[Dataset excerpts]

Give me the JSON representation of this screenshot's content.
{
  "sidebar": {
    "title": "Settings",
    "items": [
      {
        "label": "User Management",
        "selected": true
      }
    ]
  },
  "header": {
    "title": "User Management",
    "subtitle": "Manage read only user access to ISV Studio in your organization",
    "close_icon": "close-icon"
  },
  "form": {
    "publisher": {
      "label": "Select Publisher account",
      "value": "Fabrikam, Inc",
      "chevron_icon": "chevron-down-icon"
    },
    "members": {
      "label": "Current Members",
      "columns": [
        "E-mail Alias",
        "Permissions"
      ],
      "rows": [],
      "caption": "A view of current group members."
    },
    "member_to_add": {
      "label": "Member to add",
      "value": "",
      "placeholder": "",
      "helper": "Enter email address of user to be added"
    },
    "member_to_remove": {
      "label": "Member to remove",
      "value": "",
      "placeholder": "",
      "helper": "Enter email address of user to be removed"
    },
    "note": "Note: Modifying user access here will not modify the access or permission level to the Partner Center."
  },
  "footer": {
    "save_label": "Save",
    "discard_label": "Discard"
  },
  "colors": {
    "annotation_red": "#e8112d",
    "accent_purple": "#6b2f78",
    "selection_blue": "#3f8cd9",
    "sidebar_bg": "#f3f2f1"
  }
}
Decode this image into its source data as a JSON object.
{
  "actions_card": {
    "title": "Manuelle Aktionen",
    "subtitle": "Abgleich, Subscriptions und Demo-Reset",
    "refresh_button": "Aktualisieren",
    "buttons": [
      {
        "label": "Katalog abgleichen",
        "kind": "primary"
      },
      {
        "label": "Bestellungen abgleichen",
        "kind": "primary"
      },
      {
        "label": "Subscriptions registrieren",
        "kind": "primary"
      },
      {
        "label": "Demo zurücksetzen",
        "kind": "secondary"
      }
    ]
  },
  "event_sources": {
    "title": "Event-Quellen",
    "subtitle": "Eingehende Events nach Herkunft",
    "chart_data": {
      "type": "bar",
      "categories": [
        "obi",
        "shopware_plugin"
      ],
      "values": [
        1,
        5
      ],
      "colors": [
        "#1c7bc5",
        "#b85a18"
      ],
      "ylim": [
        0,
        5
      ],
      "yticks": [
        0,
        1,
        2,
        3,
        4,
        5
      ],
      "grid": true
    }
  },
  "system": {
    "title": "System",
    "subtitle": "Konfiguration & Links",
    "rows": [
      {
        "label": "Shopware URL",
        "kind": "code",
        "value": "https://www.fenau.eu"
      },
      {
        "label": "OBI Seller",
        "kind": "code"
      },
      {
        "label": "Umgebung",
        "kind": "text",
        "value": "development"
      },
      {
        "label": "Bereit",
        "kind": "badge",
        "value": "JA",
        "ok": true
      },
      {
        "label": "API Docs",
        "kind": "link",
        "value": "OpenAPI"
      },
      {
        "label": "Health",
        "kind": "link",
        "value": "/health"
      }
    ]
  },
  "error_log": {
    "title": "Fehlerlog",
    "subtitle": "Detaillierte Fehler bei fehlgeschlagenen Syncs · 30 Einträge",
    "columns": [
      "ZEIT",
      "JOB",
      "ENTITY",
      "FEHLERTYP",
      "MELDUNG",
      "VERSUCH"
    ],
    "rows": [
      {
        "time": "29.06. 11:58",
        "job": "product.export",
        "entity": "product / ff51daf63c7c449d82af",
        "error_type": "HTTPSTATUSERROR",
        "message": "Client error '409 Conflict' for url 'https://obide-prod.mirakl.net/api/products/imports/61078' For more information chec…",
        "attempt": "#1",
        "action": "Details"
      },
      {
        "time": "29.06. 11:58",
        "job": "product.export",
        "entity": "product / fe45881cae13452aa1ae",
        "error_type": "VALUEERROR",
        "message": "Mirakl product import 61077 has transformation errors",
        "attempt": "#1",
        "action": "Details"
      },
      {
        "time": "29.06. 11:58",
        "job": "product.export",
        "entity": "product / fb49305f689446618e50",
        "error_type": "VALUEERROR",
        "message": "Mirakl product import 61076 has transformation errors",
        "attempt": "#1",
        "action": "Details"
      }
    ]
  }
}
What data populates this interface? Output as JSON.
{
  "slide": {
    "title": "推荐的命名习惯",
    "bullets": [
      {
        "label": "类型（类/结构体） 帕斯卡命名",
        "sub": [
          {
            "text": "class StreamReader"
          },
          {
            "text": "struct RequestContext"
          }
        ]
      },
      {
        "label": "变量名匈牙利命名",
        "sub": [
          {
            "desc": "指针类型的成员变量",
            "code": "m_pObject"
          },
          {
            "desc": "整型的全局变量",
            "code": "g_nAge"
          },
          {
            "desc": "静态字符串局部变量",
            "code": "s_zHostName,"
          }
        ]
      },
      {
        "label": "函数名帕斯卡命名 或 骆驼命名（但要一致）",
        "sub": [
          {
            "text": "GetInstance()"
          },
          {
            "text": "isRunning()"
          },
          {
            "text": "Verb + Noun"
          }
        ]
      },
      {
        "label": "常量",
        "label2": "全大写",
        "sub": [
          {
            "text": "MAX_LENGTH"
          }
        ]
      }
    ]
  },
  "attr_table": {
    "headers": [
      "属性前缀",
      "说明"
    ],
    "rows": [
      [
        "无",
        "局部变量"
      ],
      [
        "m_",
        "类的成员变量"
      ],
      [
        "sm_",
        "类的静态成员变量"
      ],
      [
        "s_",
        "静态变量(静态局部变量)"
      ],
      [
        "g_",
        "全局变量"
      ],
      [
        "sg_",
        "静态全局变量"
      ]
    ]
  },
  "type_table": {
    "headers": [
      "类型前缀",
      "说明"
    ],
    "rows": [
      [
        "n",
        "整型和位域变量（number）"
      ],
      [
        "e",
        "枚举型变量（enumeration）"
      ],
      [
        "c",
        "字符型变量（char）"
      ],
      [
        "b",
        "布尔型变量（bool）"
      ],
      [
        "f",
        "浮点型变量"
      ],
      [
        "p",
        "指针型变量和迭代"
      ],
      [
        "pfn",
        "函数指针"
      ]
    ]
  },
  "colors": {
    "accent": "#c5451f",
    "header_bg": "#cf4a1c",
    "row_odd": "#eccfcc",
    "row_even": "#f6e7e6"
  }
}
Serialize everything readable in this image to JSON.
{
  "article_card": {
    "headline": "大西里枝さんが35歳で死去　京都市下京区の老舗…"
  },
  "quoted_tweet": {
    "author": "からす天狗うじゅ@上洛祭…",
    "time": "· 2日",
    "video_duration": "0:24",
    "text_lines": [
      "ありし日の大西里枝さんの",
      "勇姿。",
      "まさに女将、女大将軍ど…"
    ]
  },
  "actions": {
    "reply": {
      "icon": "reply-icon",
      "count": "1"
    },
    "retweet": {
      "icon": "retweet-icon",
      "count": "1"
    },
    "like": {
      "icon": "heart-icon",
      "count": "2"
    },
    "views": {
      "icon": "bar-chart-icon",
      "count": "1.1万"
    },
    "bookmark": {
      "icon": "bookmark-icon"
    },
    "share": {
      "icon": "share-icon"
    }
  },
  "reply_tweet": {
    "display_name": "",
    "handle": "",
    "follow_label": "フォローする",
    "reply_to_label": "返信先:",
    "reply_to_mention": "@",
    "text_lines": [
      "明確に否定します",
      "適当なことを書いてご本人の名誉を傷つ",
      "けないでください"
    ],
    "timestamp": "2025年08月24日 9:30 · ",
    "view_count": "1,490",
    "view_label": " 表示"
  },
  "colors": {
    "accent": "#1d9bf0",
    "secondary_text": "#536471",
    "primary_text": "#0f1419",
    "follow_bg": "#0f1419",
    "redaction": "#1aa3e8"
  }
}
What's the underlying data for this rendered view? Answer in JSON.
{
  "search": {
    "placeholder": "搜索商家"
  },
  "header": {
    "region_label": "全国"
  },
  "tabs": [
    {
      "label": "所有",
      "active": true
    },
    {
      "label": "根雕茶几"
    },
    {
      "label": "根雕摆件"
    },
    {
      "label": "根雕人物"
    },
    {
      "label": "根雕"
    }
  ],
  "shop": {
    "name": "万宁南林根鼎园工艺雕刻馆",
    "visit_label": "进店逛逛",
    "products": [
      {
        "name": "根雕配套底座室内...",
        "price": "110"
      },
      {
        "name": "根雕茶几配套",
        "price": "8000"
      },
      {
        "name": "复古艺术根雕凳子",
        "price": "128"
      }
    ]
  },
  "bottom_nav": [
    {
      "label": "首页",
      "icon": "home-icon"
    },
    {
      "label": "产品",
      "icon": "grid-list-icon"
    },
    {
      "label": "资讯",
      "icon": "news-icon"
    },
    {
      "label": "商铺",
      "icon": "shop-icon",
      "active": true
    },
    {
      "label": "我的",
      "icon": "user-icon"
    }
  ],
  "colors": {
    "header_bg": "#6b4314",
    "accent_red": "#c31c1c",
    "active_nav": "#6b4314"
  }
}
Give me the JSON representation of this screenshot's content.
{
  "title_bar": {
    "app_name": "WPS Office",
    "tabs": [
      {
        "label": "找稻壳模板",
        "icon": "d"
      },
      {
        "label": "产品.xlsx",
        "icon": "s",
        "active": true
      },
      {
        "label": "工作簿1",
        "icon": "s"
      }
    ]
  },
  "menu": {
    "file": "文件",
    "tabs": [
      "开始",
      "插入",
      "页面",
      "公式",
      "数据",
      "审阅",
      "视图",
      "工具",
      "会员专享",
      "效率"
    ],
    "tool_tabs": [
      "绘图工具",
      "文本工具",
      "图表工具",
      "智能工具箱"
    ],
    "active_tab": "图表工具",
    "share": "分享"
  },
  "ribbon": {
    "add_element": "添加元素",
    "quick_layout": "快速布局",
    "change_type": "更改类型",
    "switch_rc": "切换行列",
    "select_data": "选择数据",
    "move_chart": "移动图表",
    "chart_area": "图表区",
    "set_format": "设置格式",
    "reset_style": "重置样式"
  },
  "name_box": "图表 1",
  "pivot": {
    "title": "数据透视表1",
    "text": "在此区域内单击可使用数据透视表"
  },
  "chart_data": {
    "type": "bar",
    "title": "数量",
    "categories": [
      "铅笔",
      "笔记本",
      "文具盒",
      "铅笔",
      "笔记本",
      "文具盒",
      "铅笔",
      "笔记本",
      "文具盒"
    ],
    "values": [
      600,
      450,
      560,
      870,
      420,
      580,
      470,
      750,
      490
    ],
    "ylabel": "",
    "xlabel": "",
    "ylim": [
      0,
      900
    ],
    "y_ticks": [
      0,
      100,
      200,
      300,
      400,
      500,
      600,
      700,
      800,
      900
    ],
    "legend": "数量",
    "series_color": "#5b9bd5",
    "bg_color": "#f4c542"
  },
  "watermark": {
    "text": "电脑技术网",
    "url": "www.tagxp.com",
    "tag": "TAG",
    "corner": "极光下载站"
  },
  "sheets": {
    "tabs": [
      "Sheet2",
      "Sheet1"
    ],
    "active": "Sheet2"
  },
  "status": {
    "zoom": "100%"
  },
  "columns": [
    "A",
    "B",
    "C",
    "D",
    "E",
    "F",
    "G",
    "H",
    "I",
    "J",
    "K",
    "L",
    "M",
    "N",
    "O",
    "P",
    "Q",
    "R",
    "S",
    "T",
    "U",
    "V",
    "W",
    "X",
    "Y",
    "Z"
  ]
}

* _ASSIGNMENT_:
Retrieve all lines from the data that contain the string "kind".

* _RESPONSE TO THIS TASK_:
        "kind": "primary"
        "kind": "primary"
        "kind": "primary"
        "kind": "secondary"
        "kind": "code",
        "kind": "code"
        "kind": "text",
        "kind": "badge",
        "kind": "link",
        "kind": "link",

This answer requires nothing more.